**What to work on:**
Count how many lines in the entries below hold the string "text", and respond with that number only.

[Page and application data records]
= Beginning of Section =

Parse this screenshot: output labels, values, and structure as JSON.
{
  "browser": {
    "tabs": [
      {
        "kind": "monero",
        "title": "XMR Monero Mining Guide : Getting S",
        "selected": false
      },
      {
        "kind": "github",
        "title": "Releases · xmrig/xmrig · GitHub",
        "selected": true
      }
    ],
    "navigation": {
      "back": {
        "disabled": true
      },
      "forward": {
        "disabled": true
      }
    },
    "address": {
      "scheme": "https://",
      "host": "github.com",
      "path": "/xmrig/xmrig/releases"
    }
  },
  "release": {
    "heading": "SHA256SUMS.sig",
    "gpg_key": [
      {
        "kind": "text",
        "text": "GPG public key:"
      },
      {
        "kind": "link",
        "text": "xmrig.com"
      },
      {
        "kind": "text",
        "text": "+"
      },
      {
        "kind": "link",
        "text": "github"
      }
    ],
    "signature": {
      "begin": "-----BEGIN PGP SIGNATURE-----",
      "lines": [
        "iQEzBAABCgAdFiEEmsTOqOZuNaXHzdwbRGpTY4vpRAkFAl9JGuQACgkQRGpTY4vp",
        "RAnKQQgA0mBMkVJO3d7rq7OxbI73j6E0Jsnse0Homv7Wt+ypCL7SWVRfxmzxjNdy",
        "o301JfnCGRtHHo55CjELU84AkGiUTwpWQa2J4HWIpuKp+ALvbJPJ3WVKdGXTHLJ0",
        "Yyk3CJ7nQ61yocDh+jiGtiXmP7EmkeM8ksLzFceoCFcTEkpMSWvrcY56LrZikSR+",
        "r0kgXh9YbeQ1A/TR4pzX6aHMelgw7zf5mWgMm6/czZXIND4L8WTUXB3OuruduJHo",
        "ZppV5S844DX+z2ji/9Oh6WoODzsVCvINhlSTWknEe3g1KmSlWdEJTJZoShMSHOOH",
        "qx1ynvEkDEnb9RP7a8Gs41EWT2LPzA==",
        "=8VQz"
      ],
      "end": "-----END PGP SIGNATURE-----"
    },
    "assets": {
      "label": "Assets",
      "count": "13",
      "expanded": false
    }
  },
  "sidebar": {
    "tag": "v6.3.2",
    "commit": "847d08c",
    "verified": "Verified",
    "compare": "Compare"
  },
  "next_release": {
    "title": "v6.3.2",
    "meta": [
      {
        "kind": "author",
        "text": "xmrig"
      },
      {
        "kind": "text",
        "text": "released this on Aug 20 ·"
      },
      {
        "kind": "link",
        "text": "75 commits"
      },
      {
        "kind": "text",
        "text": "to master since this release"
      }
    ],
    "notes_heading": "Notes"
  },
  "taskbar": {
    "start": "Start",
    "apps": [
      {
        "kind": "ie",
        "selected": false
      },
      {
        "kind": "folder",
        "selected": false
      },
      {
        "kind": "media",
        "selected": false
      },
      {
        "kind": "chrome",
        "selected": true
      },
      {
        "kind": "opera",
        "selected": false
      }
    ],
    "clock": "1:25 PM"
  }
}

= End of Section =

**Result for this exercise:**
12